» WORK REQUEST
Every line from the one containing "Extract the structured" through the last line below should be reproduced exactly; please include nothing else.

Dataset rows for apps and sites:
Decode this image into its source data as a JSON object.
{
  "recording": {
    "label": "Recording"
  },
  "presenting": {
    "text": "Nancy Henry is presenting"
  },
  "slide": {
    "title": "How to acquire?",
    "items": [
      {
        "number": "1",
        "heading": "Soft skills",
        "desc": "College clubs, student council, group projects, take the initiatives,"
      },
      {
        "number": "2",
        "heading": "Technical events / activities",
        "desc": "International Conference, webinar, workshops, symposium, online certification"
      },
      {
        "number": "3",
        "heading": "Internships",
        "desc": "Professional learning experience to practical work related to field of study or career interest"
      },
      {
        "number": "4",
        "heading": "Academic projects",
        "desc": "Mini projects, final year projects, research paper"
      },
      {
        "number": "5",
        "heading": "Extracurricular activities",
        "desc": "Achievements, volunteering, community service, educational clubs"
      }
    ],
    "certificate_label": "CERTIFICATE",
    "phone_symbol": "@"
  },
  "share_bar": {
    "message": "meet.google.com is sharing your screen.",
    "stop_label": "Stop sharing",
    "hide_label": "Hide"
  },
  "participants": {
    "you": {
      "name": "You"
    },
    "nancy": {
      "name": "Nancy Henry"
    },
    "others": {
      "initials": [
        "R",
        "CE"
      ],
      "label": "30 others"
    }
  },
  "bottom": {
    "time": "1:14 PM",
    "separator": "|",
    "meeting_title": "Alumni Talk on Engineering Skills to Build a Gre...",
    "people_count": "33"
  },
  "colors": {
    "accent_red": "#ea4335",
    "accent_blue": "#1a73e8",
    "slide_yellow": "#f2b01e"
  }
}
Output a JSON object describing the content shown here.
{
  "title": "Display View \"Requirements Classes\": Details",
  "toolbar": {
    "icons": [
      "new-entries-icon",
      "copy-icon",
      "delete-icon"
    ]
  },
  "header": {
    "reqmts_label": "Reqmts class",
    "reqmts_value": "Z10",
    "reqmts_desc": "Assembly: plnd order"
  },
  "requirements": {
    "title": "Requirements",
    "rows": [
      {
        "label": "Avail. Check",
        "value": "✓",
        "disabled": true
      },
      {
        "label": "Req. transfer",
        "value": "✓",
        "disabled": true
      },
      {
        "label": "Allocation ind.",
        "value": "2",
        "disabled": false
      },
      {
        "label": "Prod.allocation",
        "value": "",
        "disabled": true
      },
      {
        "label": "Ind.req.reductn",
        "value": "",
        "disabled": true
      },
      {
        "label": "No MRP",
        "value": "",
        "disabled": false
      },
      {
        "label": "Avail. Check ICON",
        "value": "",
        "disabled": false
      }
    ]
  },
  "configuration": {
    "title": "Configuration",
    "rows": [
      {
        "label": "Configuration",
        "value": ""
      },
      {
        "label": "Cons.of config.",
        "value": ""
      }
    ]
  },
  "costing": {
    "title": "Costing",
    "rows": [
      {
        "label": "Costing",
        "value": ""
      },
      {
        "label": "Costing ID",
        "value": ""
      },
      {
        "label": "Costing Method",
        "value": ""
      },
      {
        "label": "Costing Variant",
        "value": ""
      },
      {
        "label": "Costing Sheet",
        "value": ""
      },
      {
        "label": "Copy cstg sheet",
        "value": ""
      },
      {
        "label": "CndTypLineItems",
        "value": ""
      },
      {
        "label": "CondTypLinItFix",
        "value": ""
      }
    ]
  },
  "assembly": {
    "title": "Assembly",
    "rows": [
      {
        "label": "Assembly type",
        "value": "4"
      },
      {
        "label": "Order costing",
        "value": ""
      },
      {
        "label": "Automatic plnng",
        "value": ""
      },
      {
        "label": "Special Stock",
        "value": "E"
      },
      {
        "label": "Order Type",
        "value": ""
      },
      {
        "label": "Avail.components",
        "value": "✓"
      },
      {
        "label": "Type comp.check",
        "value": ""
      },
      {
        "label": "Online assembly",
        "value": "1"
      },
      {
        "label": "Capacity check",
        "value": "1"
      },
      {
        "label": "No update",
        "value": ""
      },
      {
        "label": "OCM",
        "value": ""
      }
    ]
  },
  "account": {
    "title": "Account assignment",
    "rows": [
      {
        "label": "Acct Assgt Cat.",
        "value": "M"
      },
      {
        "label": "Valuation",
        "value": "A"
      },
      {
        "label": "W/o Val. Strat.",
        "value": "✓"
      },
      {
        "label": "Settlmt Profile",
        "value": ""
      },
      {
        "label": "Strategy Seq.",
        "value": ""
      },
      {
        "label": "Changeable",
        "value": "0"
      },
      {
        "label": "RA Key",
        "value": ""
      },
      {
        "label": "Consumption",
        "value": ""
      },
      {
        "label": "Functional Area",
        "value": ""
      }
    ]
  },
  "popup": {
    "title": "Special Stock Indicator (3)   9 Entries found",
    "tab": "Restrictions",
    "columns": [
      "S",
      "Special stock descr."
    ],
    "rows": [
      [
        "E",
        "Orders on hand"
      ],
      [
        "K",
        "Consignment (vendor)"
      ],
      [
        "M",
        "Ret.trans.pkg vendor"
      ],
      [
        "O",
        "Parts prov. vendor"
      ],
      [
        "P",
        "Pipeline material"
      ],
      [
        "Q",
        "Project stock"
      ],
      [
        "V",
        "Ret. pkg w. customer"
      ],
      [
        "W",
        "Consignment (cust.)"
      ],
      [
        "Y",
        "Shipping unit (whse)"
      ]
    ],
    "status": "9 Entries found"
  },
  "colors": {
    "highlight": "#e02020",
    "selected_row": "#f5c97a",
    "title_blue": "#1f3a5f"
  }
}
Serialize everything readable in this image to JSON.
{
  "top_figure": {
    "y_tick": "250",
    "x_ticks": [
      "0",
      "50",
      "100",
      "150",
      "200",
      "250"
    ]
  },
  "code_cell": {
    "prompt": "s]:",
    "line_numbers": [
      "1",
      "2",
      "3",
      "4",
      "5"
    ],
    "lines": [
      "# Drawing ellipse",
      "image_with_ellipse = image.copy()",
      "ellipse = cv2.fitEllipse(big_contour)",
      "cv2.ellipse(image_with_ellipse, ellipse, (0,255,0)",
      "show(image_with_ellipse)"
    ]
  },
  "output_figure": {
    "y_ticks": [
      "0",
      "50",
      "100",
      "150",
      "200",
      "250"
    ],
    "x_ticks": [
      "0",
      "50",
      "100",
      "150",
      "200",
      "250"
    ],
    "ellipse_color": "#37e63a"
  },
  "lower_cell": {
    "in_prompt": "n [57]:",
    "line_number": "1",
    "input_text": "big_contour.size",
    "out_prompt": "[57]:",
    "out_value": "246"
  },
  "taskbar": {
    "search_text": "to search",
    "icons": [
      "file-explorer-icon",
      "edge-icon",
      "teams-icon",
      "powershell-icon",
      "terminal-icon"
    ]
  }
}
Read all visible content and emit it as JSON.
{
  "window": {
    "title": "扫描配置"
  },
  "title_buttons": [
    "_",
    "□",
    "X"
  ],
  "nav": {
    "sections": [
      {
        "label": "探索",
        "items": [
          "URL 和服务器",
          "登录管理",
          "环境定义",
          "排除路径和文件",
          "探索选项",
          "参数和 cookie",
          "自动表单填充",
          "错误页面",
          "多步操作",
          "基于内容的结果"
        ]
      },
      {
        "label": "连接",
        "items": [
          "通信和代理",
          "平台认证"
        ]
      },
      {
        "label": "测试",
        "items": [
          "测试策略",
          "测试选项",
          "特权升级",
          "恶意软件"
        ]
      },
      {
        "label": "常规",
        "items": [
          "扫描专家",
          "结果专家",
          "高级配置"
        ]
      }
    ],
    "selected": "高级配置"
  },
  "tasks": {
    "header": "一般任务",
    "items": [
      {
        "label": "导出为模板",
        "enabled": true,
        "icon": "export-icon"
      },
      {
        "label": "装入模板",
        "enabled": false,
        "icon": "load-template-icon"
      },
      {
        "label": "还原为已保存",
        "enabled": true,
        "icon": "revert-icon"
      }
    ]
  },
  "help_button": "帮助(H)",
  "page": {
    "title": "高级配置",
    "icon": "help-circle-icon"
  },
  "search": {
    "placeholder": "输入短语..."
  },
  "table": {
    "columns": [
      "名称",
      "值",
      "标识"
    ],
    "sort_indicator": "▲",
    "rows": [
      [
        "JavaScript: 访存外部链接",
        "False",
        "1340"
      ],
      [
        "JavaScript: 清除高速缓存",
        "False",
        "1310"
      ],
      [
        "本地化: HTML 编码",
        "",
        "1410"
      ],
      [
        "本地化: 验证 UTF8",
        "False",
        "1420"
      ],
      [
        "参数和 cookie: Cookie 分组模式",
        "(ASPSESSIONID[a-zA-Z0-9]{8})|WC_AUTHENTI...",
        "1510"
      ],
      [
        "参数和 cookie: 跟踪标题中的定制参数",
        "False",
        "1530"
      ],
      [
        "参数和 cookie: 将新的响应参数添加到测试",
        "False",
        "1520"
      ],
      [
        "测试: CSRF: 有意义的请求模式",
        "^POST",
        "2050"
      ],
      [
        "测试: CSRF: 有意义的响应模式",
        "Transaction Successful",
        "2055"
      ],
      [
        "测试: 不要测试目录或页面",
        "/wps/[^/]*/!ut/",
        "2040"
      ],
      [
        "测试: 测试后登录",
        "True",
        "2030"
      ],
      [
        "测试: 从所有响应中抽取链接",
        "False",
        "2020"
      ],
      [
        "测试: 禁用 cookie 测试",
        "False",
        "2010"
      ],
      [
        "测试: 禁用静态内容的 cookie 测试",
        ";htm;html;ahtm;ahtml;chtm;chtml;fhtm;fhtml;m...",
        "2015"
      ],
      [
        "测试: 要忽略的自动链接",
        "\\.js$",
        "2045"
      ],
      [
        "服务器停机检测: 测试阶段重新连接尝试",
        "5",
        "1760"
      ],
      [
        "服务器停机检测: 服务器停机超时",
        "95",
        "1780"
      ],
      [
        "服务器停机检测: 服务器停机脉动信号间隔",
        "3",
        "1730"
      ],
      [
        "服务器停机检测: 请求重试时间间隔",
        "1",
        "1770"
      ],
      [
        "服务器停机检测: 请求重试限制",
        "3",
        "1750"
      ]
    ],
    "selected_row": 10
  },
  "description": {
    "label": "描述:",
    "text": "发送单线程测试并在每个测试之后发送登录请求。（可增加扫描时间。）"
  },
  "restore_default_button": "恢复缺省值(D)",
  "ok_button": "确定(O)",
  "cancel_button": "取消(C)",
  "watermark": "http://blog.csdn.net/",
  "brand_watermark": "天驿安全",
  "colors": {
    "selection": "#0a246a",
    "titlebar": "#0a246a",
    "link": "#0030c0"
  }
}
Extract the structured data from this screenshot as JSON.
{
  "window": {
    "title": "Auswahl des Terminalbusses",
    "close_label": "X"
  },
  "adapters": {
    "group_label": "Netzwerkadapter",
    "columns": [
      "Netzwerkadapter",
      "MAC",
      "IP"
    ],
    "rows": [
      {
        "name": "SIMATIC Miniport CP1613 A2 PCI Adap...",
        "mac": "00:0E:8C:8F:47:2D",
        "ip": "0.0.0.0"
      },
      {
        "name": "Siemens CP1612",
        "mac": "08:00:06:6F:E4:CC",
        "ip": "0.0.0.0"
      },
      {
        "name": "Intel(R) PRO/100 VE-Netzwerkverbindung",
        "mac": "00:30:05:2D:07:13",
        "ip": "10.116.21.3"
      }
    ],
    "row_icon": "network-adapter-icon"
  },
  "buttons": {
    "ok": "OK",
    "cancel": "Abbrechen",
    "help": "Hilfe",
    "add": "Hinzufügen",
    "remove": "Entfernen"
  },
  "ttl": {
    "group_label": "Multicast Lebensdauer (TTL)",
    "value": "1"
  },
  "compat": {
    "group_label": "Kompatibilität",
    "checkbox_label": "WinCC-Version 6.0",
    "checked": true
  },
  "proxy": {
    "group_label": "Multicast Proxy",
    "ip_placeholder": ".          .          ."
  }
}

» ANSWER TO THIS PROBLEM
Extract the structured data from this screenshot as JSON.
{
  "window": {
    "title": "Auswahl des Terminalbusses",
    "close_label": "X"
  },
  "adapters": {
    "group_label": "Netzwerkadapter",
    "columns": [
      "Netzwerkadapter",
      "MAC",
      "IP"
    ],
    "rows": [
      {
        "name": "SIMATIC Miniport CP1613 A2 PCI Adap...",
        "mac": "00:0E:8C:8F:47:2D",
        "ip": "0.0.0.0"
      },
      {
        "name": "Siemens CP1612",
        "mac": "08:00:06:6F:E4:CC",
        "ip": "0.0.0.0"
      },
      {
        "name": "Intel(R) PRO/100 VE-Netzwerkverbindung",
        "mac": "00:30:05:2D:07:13",
        "ip": "10.116.21.3"
      }
    ],
    "row_icon": "network-adapter-icon"
  },
  "buttons": {
    "ok": "OK",
    "cancel": "Abbrechen",
    "help": "Hilfe",
    "add": "Hinzufügen",
    "remove": "Entfernen"
  },
  "ttl": {
    "group_label": "Multicast Lebensdauer (TTL)",
    "value": "1"
  },
  "compat": {
    "group_label": "Kompatibilität",
    "checkbox_label": "WinCC-Version 6.0",
    "checked": true
  },
  "proxy": {
    "group_label": "Multicast Proxy",
    "ip_placeholder": ".          .          ."
  }
}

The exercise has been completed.